By Solomon Crenshaw Jr.
John Henry twice said his goodbyes on Thursday – first at his final meeting of the Jefferson County Commission and then at a farewell event in his honor later in the afternoon.
But the final wave goodbye for the county’s chief financial officer will likely be his input in a tabled matter concerning the proposal to add a 1% convenience fee of no less than $1.95 to over-the-counter business conducted by credit or debit card with Jefferson County.
Henry suggested that commissioners table the matter for two weeks so he and Revenue Director Travis Hulsey can find an answer to a revenue department budget shortfall because of the increasing use of credit and debit cards.
“We definitely understand the concerns in reference to the hit to constituents,” the outgoing CFO said. “Let us table this and come back to the commission with a recommendation in reference to a more appropriate fee. If we can’t get there, let us look at some alternatives to ensure that the revenue department doesn’t have a budget shortfall.”
When reminded of his pending new job as chief financial officer of the American Public Transportation Association in Washington, D.C., Henry said he’ll still be on the job in Jefferson County when the commission next assembles Jan. 21.
“I’ll be here for the next committee meeting, but I won’t be here (for the next commission meeting) on Thursday (Jan. 23),” he said. “We’ll have it locked in before that Tuesday.”
Hulsey, who again will serve as interim CFO, said credit card costs have sharply increased.
“For fiscal year 2016, it was $315,000,” he said. “Last year was $688,000. This year, we’re projecting $900,000, so it’s been a steep curve. We’re predicting a 30% increase over the prior year. The first two months were indicative on that.”
While credit card service charges are 2.35% of transactions, the revenue department negotiated a lower rate of 1.75%. Hulsey said the department collects about $65 million annually in ad valorem taxes on motor vehicles.
“More and more people are starting to use credit cards and debit cards, which is the norm,” he said. “We project our total cost to be $900,000 this year. Our budget was set at $500,000 so we’re going to be $400,000 short in our budget if we don’t have some kind of alternative.
“The only alternative for me as a department head to stay within our budget is to recommend a convenience fee so we can stay within our budget,” Hulsey said, “or else ask the county commission to come up with additional funding for that service or we just stop taking credit cards effective April 1st because we’re out of budget money for it.”
Commission President Jimmie Stephens repeated his concern for taxpayers, citing some who use a credit card on the last day of the month when they’ll be paid on the third or fourth day of the next month.

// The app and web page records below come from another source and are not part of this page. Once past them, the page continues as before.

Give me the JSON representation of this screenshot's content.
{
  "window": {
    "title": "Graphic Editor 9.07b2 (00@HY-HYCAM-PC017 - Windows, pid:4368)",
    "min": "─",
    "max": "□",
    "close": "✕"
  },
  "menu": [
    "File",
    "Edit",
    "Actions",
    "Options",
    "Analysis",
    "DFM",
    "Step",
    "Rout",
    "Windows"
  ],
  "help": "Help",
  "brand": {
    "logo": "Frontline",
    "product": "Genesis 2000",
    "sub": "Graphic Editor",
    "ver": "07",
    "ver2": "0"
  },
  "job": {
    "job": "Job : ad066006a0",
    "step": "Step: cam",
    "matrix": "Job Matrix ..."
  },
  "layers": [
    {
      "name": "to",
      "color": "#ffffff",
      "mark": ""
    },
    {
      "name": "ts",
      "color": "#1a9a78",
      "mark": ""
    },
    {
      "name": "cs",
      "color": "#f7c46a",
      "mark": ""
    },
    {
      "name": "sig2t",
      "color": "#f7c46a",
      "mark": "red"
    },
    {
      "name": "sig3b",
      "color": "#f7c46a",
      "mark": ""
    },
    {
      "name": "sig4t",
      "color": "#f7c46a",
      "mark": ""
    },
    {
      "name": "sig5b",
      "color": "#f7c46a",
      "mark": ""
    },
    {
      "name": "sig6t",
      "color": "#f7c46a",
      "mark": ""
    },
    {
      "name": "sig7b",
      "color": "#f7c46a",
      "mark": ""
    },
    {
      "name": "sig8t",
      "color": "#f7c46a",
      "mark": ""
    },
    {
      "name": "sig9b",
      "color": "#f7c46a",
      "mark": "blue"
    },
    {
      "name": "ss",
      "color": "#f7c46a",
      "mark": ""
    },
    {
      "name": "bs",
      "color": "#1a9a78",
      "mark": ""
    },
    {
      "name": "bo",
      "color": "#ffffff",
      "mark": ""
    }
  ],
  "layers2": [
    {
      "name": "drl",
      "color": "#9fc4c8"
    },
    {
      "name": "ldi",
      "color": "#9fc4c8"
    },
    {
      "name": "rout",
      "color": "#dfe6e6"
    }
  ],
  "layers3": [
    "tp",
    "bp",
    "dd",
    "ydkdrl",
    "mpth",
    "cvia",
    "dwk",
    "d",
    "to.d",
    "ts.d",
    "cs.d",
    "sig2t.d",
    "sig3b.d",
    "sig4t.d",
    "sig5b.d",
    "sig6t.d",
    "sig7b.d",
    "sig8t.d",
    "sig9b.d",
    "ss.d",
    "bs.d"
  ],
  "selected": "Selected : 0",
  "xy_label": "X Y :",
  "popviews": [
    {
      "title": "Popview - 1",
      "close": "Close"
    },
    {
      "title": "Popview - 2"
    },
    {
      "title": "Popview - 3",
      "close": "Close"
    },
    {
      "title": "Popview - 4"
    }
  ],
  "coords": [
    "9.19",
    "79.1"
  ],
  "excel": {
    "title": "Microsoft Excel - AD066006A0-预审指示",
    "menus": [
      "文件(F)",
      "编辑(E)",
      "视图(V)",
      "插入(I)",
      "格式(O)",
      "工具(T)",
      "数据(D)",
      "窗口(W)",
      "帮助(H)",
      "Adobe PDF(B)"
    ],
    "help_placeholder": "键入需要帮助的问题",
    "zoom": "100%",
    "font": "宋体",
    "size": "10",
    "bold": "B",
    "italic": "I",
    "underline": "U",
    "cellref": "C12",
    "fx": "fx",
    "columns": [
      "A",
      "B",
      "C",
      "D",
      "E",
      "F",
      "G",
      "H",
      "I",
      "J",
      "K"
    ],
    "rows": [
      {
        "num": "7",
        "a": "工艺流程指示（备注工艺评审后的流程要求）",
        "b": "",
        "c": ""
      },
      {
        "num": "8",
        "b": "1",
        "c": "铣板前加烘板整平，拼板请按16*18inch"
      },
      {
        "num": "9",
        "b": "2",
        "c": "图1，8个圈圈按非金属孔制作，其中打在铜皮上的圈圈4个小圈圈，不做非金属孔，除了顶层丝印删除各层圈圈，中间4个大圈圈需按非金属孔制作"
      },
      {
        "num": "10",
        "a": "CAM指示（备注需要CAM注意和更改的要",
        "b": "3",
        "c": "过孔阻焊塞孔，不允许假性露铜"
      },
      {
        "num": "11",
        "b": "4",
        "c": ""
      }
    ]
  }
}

“I just feel that puts an undue tax burden on our taxpayers who are coming in with a credit card because they don’t have cash or a check to do business in Jefferson County,” he said. “I would favor, if indeed we implement a credit card fee, I would like to see a maximum on it (the fee) and probably with some provisions to not allow corporations to use them (the maximum).”
Commissioner Lashunda Scales noted that Hulsey had negotiated his resolution for months.
“I certainly wouldn’t want the public to think this had not been vetted,” she said.
Commissioner Sheila Tyson said taxpayers who are underemployed will be hit hardest by the convenience fee.
“Five dollars is a lot of money for some people,” she said.
The proposed 1% convenience fee was an effort to share the burden with the taxpayers, Commissioner Joe Knight said, noting that any shortfall would thus come from the general fund.
“We’re bearing the cost and that cost will have to be paid from the general fund and the general fund is from all the taxpayers,” he said.